The transition to using a new on-demand platform has been challenging as CPACS aims to provide a highly customer-oriented experience. Although the Spare platform is not built on rider experience customizability at the level required for CPACS to continue providing culturally competent services, the team continues to explore how settings can be adjusted to balance the use of technology and the rider experience. Below are some settings that have helped the rider experience and resolve some workflow issues. All of these were changed with the goal of improving the rider experience by allowing more flexibility and manual revisions. There is still work to be done balancing the use of technology while maintaining the rider experience but these settings have helped with this transition.
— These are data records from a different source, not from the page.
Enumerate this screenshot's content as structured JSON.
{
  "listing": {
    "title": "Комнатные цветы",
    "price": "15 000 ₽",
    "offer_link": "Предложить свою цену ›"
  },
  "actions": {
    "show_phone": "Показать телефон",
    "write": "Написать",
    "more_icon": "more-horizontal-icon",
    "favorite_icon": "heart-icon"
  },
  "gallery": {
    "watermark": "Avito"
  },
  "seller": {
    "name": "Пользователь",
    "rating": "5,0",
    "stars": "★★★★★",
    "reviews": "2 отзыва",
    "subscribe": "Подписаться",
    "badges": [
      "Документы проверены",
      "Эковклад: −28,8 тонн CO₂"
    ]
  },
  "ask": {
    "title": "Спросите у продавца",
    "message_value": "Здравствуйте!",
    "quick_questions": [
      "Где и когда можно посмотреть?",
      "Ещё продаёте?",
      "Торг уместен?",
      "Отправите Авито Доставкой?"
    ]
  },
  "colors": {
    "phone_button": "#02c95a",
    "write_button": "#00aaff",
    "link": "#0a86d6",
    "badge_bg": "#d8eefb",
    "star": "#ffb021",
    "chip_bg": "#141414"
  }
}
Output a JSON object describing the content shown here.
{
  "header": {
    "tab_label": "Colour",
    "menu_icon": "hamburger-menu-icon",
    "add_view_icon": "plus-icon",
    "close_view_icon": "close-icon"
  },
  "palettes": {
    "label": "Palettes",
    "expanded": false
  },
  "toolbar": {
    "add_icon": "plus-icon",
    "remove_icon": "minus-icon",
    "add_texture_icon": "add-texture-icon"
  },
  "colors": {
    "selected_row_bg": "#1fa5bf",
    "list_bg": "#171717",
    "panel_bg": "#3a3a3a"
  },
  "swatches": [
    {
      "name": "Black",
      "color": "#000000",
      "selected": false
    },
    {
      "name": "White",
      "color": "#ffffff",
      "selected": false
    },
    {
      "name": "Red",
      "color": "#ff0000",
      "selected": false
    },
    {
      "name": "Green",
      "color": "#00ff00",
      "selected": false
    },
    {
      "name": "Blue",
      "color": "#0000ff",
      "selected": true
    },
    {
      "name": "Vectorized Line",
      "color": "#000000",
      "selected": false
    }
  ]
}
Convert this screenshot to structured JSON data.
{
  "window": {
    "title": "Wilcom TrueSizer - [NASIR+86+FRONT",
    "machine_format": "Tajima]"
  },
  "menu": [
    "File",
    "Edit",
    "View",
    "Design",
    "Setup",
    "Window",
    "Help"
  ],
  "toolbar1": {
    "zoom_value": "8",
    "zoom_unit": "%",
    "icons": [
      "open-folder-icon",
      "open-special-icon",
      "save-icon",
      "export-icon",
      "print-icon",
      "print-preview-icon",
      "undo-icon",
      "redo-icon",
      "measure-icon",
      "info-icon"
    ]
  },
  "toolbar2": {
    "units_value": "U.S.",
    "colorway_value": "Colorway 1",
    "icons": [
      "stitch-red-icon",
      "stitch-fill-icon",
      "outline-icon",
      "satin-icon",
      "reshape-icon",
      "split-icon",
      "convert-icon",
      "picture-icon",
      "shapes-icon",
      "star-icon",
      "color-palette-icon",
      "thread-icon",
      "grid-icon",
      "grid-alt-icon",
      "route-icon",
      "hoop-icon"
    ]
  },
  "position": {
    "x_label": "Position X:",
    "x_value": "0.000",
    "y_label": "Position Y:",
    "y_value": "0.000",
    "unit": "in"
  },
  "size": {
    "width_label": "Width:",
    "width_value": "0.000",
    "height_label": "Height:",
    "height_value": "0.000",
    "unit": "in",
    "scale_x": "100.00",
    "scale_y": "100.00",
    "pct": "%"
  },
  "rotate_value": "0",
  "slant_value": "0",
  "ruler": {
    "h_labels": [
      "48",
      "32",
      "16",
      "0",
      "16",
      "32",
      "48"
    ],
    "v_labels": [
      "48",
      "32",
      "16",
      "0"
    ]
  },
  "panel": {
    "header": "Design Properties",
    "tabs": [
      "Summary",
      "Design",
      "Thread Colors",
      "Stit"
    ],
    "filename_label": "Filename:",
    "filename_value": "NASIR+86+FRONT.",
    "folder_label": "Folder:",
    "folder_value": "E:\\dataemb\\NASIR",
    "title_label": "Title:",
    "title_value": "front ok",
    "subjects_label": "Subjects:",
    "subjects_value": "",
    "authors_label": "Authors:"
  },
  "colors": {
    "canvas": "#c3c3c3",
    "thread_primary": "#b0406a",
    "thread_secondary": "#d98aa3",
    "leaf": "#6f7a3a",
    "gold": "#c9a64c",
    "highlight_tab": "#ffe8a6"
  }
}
Please note, that these are changes that work best for CPACS, but may not be best for every transit agency.
In general, it is important to identify the level of customization your service requires compared to a turnkey solution that can be implemented quickly. It is critical for transportation organizations and agencies to regularly communicate with the technology vendors to share their priorities and represent customer needs. When procuring a SaaS solution, it is important to have these discussions upfront with the technology vendor, ask for demonstrations of their work, and check references. This will, in turn, lead to a more inclusive and customizable design. Spare is engaged in this effort and continues to work with the project team to find the right mix and use of technology.
While this grant project officially ends at the end of July 2022, Spare is under contract for an additional year and CPACS hopes to implement the rider-facing app and on-demand service. They would like to take a very slow, phased, and intentional approach to going live to ensure they do not receive an influx of inquiries that they cannot fulfill.
For this reason, the project team discussed going live with CPACS Ride in two phases. Phase 1 is a Usability Study with a small group of riders. A Usability Study is a low-resource way to gain new insights and perspectives on how to improve the app and how to design community engagement activities/training sessions before the app rolls out and goes live with riders. This type of testing requires 15-20 minutes per user. It will be conducted either over Zoom (if Spare can share a high-fidelity prototype or web-based app) or in the CPACS office.
After making any corrections to the app after Phase 1, CPACS could move forward with Phase 2, an opportunity to test it in real-time with a small group of riders (~20 individuals) for a set amount of time. Each rider would be asked to provide feedback and CPACS staff can solidify the workflow before a full launch.
Ultimately, CPACS is committed to serving the critical mobility needs of their communities and hopes to leverage on-demand solutions to meet them. The project team looks forward to following CPACS on their journey to support and offer mobility for all.